» Required action
Each line below with the word "suffix" needs to be copied.
═════ Entries provided ═════
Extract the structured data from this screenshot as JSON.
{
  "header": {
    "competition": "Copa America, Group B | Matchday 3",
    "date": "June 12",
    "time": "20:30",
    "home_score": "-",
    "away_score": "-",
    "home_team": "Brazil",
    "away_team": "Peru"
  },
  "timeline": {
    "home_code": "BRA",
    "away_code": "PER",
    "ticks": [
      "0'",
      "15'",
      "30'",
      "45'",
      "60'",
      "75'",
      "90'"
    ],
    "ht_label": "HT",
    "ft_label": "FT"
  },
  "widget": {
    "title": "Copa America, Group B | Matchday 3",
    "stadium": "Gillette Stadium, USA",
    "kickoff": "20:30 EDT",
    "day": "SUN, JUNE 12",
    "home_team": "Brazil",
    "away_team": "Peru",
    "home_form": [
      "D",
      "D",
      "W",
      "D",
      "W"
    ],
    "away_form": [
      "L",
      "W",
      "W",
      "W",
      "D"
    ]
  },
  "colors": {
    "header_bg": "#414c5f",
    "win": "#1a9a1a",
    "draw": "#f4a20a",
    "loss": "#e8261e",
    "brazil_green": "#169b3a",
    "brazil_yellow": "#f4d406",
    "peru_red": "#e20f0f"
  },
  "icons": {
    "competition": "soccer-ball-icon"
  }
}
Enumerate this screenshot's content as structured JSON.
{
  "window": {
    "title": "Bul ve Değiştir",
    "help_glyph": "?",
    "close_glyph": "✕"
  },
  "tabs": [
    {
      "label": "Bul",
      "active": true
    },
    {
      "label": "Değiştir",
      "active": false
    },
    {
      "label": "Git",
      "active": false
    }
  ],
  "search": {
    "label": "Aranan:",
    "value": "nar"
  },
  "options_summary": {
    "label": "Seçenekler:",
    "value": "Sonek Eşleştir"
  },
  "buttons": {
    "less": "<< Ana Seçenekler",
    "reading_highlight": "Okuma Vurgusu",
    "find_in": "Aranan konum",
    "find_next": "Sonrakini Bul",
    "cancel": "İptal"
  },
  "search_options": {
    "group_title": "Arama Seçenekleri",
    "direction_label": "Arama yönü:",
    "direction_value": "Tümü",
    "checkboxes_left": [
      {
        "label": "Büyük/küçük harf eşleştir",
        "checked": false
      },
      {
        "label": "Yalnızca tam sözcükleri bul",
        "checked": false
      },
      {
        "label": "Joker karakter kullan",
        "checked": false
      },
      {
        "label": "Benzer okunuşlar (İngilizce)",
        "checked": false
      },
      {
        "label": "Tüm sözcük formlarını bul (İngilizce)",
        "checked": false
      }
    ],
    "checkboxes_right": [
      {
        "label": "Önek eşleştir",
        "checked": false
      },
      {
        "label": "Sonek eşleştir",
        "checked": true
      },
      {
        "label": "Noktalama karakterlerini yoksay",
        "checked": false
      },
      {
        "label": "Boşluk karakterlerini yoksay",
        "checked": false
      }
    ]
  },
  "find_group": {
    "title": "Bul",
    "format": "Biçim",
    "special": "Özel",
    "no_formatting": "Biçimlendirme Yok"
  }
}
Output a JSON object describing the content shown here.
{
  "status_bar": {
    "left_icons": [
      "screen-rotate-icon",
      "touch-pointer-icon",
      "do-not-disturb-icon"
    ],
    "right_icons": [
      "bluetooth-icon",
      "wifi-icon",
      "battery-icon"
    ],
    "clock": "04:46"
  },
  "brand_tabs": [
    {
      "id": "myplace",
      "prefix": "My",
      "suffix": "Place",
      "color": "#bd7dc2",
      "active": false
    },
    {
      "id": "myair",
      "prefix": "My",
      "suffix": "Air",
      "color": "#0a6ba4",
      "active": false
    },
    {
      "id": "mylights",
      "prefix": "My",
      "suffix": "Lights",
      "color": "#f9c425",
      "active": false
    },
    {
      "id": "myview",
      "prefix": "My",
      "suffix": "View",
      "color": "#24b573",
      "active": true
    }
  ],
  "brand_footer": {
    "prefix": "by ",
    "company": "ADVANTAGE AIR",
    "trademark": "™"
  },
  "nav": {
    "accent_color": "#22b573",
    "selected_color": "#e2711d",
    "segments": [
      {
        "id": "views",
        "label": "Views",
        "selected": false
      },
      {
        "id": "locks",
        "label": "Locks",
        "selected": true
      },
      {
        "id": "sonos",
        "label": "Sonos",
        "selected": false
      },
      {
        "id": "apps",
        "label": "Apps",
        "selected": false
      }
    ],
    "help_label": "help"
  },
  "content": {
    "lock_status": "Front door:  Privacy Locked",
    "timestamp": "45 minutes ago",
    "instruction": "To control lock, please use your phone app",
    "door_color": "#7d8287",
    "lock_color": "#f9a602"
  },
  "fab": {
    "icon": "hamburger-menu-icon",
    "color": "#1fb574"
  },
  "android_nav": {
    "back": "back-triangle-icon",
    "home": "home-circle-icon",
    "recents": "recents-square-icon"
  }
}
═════
» Your response
      "suffix": "Place",
      "suffix": "Air",
      "suffix": "Lights",
      "suffix": "View",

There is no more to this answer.